“China’s 9-dashed lines claim fails to satisfy any of these conditions,” Justice Carpio highlighted.
Maps and other archival materials, included those considered of great Chinese historical value, do not indicate China’s jurisdiction over the contested areas covered in its 9-dashed lines claim. Its specific claim to the Spratly Islands only started in 1935 – a contradiction to its proclamation that “Chinese activities in the South China Sea date back to over 2,000 years ago”.
In his presentation, Justice Carpio cited that even Taiwan, in its publication, Compilation of Historical Archives on the Southern Territories of the Republic of China, “using the extensive archives of the Kuomintang, the originator of the 9-dashed lines, has definitively debunked the PROC’s (China) claim that the 9-dashed lines were ‘formed in the long course of history,’ dating back to two thousand years ago.”
Unlike China, which new cartographic sketch of its boundaries shows alteration to accommodate its 9-dash lines, the Philippines has always been showcased in maps to include Spratly Islands within its territory.

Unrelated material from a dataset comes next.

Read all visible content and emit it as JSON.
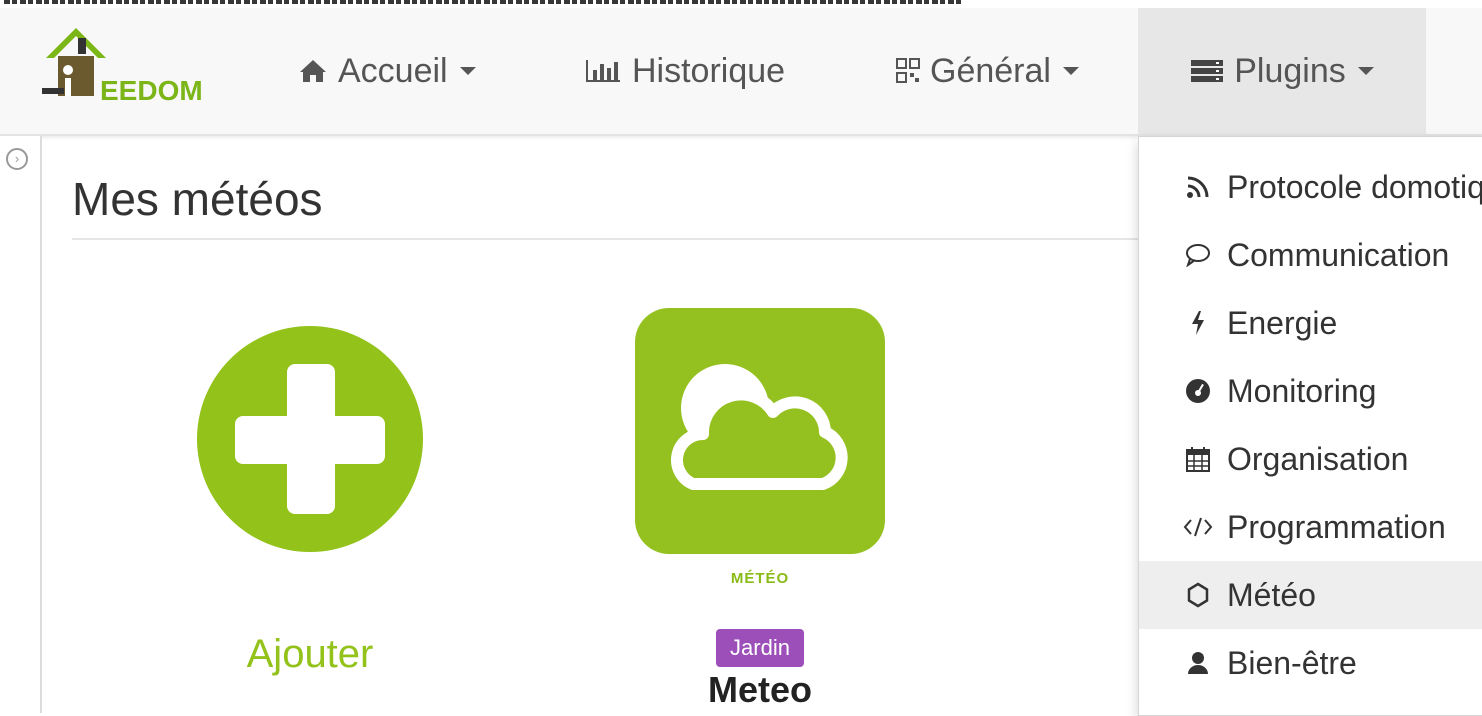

A 1965 map of Southeast Asia by Venetian Vincenzo Coroneli, a Franciscan monk who arrived in the Philippines in 1578, encloses Spratly Islands within the jurisdiction of the Philippines. The same maritime jurisdiction was reinforced in the 1734 Murillo Velarde map of the Philippines and in succeeding maps that were developed over the course of history.
Justice Carpio said that before World War II, China’s southernmost defense perimeter was Hainan Island. And at that time, China did not have a single soldier or sailor stationed in any South China Sea island outside of Hainan Island. This changed right after the war.

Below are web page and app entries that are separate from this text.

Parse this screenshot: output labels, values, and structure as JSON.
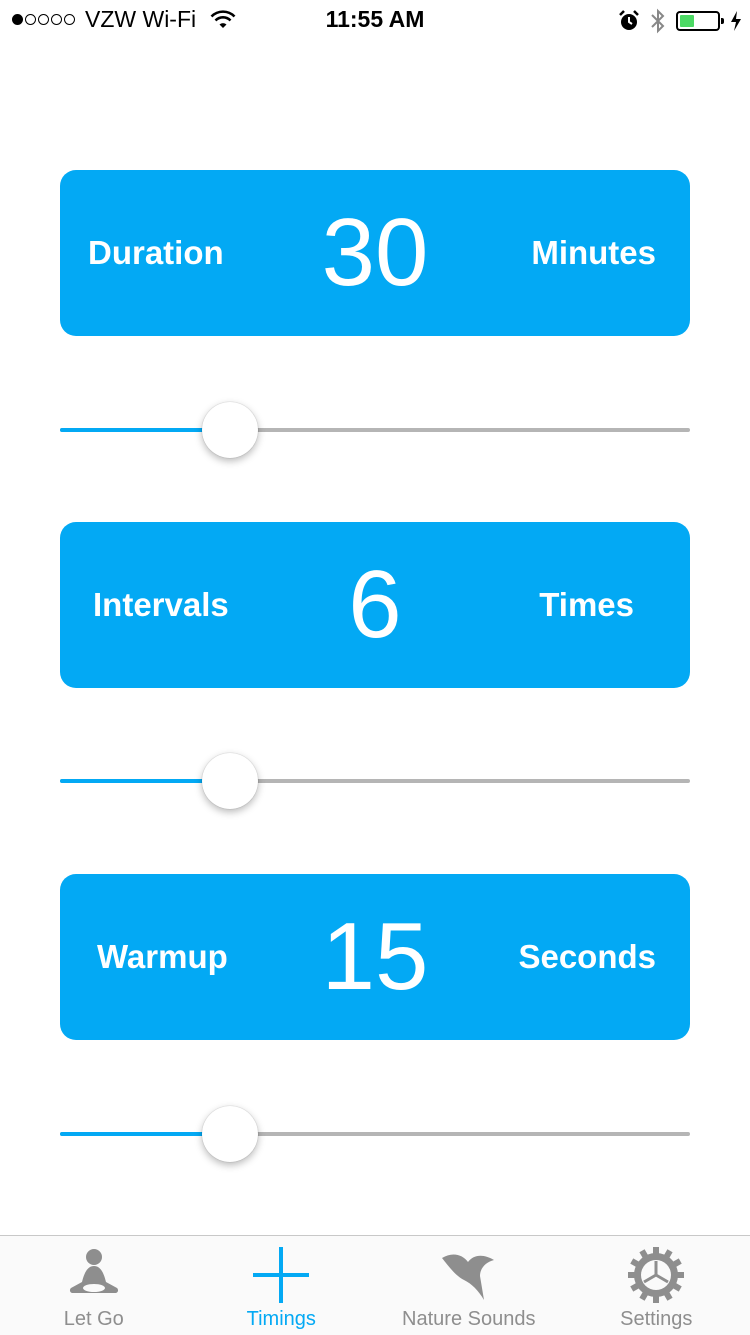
{
  "status_bar": {
    "carrier": "VZW Wi-Fi",
    "time": "11:55 AM",
    "signal_bars_filled": 1,
    "signal_bars_total": 5,
    "battery_level": 0.4
  },
  "settings": [
    {
      "label": "Duration",
      "value": "30",
      "unit": "Minutes",
      "slider_level": 0.27
    },
    {
      "label": "Intervals",
      "value": "6",
      "unit": "Times",
      "slider_level": 0.27
    },
    {
      "label": "Warmup",
      "value": "15",
      "unit": "Seconds",
      "slider_level": 0.27
    }
  ],
  "tabs": [
    {
      "label": "Let Go",
      "icon": "meditation-icon",
      "active": false
    },
    {
      "label": "Timings",
      "icon": "plus-icon",
      "active": true
    },
    {
      "label": "Nature Sounds",
      "icon": "bird-icon",
      "active": false
    },
    {
      "label": "Settings",
      "icon": "gear-icon",
      "active": false
    }
  ],
  "colors": {
    "accent": "#03a9f4",
    "inactive": "#8e8e8e",
    "track": "#b5b5b5",
    "battery": "#4cd964"
  }
}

According to Justice Carpio, China took over the Amphitrite Group of the Paracels and Itu Aba in the Spratlys following the defeat of the Japanese, moving China’s defense perimeter southward. In the following years, Justice Carpio narrated:
- 1974 – China forcibly dislodged the South Vietnamese from the Crescent Group of the Paracels.
- 1988 – China forcibly evicted Vietnam from Johnson South Reef, moving further south China’s defense perimeter in the Spratlys.
- 1995 – China seized Mischief Reef from the Philippines, just 125 nautical miles from Palawan and 594 nautical miles from Hainan.
- 2012 – China seized Scarborough Shoal from the Philippines, just 124 nautical miles from Luzon.
- 2013 – China seized Luconia Shoals from Malaysia, just 54 nautical miles from Sarawak’s coast.
- 2014 – China started island-building on the ricks and submerged areas in the Spratlys to construct air and naval bases.
With many considering the actions of China as a “bullying”, Justice Carpio said it is important to apply UNCLOS to the South China Sea dispute.
“If UNCLOS does not apply to the South China Sea dispute, as when China’s 9-dashed lines are allowed to gobble up the EEZs of coastal states as well as the high seas, then UNCLOS, the constitution for the oceans and seas, cannot also apply to any maritime dispute in the rest of the oceans and seas of our planet,” he explained.
Justice Carpio, who one of the members of the Philippine delegation to The Hague for the oral arguments on the country’s case against China, added: “The rule of the naval cannon will prevail in the oceans and seas of our planet, no longer the rule of law. There will be a naval arms race among coastal countries.”